**Data for processing:**
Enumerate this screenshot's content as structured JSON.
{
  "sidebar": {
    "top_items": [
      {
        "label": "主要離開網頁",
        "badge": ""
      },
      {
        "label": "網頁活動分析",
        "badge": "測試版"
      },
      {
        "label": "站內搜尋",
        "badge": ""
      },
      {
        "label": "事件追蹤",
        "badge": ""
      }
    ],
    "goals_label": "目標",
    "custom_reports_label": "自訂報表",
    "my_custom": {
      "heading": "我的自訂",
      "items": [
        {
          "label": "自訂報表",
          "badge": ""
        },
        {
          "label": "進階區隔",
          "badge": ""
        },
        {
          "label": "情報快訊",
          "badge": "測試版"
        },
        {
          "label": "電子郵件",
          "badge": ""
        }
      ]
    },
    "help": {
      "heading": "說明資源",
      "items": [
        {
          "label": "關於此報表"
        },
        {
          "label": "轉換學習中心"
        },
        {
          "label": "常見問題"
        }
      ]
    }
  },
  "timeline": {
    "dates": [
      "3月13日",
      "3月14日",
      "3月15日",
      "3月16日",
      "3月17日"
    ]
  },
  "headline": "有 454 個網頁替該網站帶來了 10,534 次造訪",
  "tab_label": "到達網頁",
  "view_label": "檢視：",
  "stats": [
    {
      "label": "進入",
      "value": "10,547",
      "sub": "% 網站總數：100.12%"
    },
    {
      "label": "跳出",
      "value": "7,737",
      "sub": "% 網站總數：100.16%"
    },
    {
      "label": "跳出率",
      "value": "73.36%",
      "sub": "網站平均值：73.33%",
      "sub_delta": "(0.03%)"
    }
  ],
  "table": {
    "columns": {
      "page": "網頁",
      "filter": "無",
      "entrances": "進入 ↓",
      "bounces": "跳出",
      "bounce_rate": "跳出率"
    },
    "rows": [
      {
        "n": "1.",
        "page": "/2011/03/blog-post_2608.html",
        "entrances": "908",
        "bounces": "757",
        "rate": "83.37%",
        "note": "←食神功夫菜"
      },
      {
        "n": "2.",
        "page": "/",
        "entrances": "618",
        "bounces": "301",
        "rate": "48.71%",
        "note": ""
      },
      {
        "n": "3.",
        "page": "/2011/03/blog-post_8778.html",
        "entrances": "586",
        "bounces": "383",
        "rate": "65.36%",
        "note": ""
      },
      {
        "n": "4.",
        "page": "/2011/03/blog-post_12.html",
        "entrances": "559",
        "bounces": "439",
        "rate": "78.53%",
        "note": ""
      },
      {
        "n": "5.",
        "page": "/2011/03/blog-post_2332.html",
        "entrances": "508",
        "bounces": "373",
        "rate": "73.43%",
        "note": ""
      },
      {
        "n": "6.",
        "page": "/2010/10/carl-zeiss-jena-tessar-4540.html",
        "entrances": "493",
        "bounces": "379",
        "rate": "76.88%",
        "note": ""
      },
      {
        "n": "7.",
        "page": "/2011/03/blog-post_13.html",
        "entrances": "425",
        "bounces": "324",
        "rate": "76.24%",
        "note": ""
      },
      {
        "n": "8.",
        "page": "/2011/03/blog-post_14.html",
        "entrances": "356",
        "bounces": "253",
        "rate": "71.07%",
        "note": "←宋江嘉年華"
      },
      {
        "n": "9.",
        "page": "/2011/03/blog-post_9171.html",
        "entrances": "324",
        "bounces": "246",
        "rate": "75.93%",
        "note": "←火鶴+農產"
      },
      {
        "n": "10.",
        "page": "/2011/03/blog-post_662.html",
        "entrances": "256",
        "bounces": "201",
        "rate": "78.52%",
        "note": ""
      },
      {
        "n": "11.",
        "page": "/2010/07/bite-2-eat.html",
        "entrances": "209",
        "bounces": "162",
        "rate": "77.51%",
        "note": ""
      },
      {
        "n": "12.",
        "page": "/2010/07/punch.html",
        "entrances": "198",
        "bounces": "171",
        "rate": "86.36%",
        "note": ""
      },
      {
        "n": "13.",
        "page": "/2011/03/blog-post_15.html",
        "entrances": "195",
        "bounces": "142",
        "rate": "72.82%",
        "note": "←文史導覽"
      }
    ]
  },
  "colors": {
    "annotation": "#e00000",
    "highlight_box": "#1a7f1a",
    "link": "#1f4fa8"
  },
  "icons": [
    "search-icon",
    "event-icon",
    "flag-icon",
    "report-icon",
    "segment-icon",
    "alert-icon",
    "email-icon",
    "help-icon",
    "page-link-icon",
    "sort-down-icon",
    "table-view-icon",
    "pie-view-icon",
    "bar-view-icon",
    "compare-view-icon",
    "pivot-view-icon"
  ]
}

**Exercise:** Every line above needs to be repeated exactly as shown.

**Solved problem:**
Enumerate this screenshot's content as structured JSON.
{
  "sidebar": {
    "top_items": [
      {
        "label": "主要離開網頁",
        "badge": ""
      },
      {
        "label": "網頁活動分析",
        "badge": "測試版"
      },
      {
        "label": "站內搜尋",
        "badge": ""
      },
      {
        "label": "事件追蹤",
        "badge": ""
      }
    ],
    "goals_label": "目標",
    "custom_reports_label": "自訂報表",
    "my_custom": {
      "heading": "我的自訂",
      "items": [
        {
          "label": "自訂報表",
          "badge": ""
        },
        {
          "label": "進階區隔",
          "badge": ""
        },
        {
          "label": "情報快訊",
          "badge": "測試版"
        },
        {
          "label": "電子郵件",
          "badge": ""
        }
      ]
    },
    "help": {
      "heading": "說明資源",
      "items": [
        {
          "label": "關於此報表"
        },
        {
          "label": "轉換學習中心"
        },
        {
          "label": "常見問題"
        }
      ]
    }
  },
  "timeline": {
    "dates": [
      "3月13日",
      "3月14日",
      "3月15日",
      "3月16日",
      "3月17日"
    ]
  },
  "headline": "有 454 個網頁替該網站帶來了 10,534 次造訪",
  "tab_label": "到達網頁",
  "view_label": "檢視：",
  "stats": [
    {
      "label": "進入",
      "value": "10,547",
      "sub": "% 網站總數：100.12%"
    },
    {
      "label": "跳出",
      "value": "7,737",
      "sub": "% 網站總數：100.16%"
    },
    {
      "label": "跳出率",
      "value": "73.36%",
      "sub": "網站平均值：73.33%",
      "sub_delta": "(0.03%)"
    }
  ],
  "table": {
    "columns": {
      "page": "網頁",
      "filter": "無",
      "entrances": "進入 ↓",
      "bounces": "跳出",
      "bounce_rate": "跳出率"
    },
    "rows": [
      {
        "n": "1.",
        "page": "/2011/03/blog-post_2608.html",
        "entrances": "908",
        "bounces": "757",
        "rate": "83.37%",
        "note": "←食神功夫菜"
      },
      {
        "n": "2.",
        "page": "/",
        "entrances": "618",
        "bounces": "301",
        "rate": "48.71%",
        "note": ""
      },
      {
        "n": "3.",
        "page": "/2011/03/blog-post_8778.html",
        "entrances": "586",
        "bounces": "383",
        "rate": "65.36%",
        "note": ""
      },
      {
        "n": "4.",
        "page": "/2011/03/blog-post_12.html",
        "entrances": "559",
        "bounces": "439",
        "rate": "78.53%",
        "note": ""
      },
      {
        "n": "5.",
        "page": "/2011/03/blog-post_2332.html",
        "entrances": "508",
        "bounces": "373",
        "rate": "73.43%",
        "note": ""
      },
      {
        "n": "6.",
        "page": "/2010/10/carl-zeiss-jena-tessar-4540.html",
        "entrances": "493",
        "bounces": "379",
        "rate": "76.88%",
        "note": ""
      },
      {
        "n": "7.",
        "page": "/2011/03/blog-post_13.html",
        "entrances": "425",
        "bounces": "324",
        "rate": "76.24%",
        "note": ""
      },
      {
        "n": "8.",
        "page": "/2011/03/blog-post_14.html",
        "entrances": "356",
        "bounces": "253",
        "rate": "71.07%",
        "note": "←宋江嘉年華"
      },
      {
        "n": "9.",
        "page": "/2011/03/blog-post_9171.html",
        "entrances": "324",
        "bounces": "246",
        "rate": "75.93%",
        "note": "←火鶴+農產"
      },
      {
        "n": "10.",
        "page": "/2011/03/blog-post_662.html",
        "entrances": "256",
        "bounces": "201",
        "rate": "78.52%",
        "note": ""
      },
      {
        "n": "11.",
        "page": "/2010/07/bite-2-eat.html",
        "entrances": "209",
        "bounces": "162",
        "rate": "77.51%",
        "note": ""
      },
      {
        "n": "12.",
        "page": "/2010/07/punch.html",
        "entrances": "198",
        "bounces": "171",
        "rate": "86.36%",
        "note": ""
      },
      {
        "n": "13.",
        "page": "/2011/03/blog-post_15.html",
        "entrances": "195",
        "bounces": "142",
        "rate": "72.82%",
        "note": "←文史導覽"
      }
    ]
  },
  "colors": {
    "annotation": "#e00000",
    "highlight_box": "#1a7f1a",
    "link": "#1f4fa8"
  },
  "icons": [
    "search-icon",
    "event-icon",
    "flag-icon",
    "report-icon",
    "segment-icon",
    "alert-icon",
    "email-icon",
    "help-icon",
    "page-link-icon",
    "sort-down-icon",
    "table-view-icon",
    "pie-view-icon",
    "bar-view-icon",
    "compare-view-icon",
    "pivot-view-icon"
  ]
}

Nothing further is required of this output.